VERONIQUE LE BILLON DEPUTY HEAD OF DIVISION – 01/12

Nuclear share in France energy mix changes the sector’s balances. The public power operator intends to consolidate its position in Europe.
Although EDF’s European main competitors expand their asset depreciations and change their strategies on a wide scale, France power operator stands out positively. Last year, even if the power operator recorded € 286 million in asset depreciations for the “Benelux” area (Belgium, Netherlands and Luxembourg) and € 234 million on its British power stations the year before, these amounts are minor and at the moment, France has not been affected by these depreciations.
Although the company is implementing its yearly “impairment tests” to compare its production asset values with market prices before accounts closing, its position of quasi-monopoly, combined with regulated tariffs and the nuclear share in its energy mix make the company free from the problems facing its competitors. The nuclear power generation supplies the grid in priority when demand increases, after the renewable production (such as wind, solar or hydraulic production), as nuclear power is more competitive than coal or gas. EDF considers that, even if its thermal power stations (such as gasoil, coal and gas) are not profitable due to a low production, they constitute a share of an integrated park.

Hard times
In fact, the thermal park of the company in France hardly represents 15% of its total installed capacities. Thus its main target consists in optimizing its operating costs (featuring a six-month stop for its gasoil stations this summer) without mothballing any infrastructure, or recording account depreciations. Nonetheless, EDF has often criticized the bearish impact of the German renewables policy on power wholesale market price, which still impacts its profitability. The difficult situation faced by European energy majors is rather an opportunity for EDF to asset purchases. If he had been re-appointed at the head of the group, Henri Proglio, EDF’s CEO, intended to launch a “structuring” wave of acquisitions in Europe during the next eighteen months, to take a part in the market consolidation. Thus, EDF has expressed its interest for E.ON assets in Italy (read “les Échos”, November, 25th).

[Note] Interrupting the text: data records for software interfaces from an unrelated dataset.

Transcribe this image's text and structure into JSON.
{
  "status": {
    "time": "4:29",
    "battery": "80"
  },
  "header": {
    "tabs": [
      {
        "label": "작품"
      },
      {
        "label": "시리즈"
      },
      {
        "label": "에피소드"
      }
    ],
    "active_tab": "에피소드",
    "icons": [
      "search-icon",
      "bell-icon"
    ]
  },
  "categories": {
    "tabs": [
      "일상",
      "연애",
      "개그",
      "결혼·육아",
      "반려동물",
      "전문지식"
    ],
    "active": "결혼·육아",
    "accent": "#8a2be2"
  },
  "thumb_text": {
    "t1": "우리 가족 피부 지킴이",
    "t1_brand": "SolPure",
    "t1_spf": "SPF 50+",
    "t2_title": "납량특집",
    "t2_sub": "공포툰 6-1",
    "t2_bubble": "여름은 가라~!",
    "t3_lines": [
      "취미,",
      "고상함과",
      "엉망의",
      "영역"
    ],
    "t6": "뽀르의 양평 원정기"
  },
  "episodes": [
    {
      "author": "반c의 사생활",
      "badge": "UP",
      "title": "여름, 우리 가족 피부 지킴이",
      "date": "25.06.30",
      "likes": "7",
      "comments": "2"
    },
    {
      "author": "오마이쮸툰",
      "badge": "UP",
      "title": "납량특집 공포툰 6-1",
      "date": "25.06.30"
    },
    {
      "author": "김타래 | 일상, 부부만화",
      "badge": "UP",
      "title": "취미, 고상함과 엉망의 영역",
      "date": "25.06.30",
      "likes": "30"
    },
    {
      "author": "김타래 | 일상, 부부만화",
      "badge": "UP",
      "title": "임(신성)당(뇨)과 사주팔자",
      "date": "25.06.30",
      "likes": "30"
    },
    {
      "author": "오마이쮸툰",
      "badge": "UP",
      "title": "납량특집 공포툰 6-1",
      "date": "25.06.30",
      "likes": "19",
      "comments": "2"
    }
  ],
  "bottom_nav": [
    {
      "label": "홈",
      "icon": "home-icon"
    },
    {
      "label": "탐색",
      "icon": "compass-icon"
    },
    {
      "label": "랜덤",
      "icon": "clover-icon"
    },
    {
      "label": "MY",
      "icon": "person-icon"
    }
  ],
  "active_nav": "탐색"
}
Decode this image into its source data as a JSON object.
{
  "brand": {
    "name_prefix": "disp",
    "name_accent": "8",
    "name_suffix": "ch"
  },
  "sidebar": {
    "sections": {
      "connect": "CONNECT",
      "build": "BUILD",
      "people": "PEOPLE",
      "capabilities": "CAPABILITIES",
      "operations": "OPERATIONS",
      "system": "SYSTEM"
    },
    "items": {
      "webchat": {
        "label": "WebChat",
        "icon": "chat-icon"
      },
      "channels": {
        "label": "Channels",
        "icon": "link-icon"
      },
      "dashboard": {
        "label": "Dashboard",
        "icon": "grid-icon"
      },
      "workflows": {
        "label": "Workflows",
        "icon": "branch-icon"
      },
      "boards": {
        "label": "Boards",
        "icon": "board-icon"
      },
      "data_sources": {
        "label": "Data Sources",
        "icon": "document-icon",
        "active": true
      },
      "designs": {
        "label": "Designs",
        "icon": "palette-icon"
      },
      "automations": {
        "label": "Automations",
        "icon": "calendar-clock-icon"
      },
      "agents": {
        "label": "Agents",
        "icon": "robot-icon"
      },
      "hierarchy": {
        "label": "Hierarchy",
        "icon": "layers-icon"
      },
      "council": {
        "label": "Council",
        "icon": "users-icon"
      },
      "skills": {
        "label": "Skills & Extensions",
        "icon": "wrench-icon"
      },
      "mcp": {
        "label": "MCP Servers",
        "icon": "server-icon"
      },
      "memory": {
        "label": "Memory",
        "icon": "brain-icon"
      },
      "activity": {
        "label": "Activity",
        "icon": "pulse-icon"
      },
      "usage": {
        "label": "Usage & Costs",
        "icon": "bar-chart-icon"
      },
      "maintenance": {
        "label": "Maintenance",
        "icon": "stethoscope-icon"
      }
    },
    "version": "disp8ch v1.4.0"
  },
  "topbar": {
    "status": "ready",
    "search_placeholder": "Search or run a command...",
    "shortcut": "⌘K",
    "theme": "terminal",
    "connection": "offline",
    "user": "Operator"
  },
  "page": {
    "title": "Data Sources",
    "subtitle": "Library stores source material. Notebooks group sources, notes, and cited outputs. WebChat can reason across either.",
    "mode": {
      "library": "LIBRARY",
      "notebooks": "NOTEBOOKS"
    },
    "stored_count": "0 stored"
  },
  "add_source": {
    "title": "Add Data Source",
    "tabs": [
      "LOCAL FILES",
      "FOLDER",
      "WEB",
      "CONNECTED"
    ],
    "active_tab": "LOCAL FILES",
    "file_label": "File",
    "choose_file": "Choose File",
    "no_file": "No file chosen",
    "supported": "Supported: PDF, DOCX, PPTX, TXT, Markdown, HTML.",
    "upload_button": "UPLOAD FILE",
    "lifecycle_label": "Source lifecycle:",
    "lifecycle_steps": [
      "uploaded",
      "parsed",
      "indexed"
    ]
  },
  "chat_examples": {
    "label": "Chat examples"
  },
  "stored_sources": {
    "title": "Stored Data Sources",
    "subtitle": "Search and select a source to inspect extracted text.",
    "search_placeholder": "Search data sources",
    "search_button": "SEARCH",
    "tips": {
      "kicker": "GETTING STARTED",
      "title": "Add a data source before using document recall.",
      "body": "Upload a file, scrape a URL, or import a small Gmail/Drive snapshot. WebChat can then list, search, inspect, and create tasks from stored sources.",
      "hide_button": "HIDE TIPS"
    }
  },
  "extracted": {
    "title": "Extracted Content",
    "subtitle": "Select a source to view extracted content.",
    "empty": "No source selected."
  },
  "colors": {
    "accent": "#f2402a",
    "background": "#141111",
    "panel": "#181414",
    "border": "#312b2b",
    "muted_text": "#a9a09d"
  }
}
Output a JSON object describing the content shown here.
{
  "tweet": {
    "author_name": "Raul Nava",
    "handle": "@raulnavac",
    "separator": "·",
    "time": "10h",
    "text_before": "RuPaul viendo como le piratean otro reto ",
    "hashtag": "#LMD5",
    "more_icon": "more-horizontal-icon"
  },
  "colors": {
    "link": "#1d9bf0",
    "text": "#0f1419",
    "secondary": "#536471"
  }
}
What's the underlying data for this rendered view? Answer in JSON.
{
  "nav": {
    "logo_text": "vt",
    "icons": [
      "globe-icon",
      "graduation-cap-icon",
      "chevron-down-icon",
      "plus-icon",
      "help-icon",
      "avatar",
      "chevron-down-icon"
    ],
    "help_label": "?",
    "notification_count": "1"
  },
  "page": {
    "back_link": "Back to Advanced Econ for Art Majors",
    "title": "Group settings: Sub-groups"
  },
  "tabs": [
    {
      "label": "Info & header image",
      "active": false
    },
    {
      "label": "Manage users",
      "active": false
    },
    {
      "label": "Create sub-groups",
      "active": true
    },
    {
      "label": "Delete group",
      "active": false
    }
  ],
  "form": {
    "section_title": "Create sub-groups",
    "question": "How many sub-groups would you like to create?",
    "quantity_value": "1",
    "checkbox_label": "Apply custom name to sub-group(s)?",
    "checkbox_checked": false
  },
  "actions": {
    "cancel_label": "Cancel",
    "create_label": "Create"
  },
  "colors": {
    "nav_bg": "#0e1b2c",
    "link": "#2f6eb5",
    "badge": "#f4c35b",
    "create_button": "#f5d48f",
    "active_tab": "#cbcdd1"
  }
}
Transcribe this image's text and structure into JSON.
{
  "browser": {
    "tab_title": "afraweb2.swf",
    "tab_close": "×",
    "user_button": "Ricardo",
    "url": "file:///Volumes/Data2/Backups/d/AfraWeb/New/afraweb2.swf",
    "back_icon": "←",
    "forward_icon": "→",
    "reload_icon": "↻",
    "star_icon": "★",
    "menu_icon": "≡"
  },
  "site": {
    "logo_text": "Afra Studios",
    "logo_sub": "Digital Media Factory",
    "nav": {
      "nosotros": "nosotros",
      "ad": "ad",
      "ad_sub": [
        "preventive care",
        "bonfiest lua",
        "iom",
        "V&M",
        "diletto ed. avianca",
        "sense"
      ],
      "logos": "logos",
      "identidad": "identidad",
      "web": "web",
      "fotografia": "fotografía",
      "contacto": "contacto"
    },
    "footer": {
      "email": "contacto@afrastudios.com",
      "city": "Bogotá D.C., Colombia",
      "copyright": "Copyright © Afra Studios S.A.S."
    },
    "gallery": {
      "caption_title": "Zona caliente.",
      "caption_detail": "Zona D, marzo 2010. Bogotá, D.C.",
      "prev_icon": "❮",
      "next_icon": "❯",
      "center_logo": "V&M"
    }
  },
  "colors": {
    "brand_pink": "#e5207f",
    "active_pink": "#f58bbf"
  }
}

But Jean-Bernard Lévy’s appointment at EDF’s top changes the deal. “EDF has important positions in Europe – such as in Great-Britain, Italy, Belgium and Poland- which need to be consolidated”, he said to members of Parliament last week. Then he added that he intended “to draft a doctrine”, which is not yet “completed”.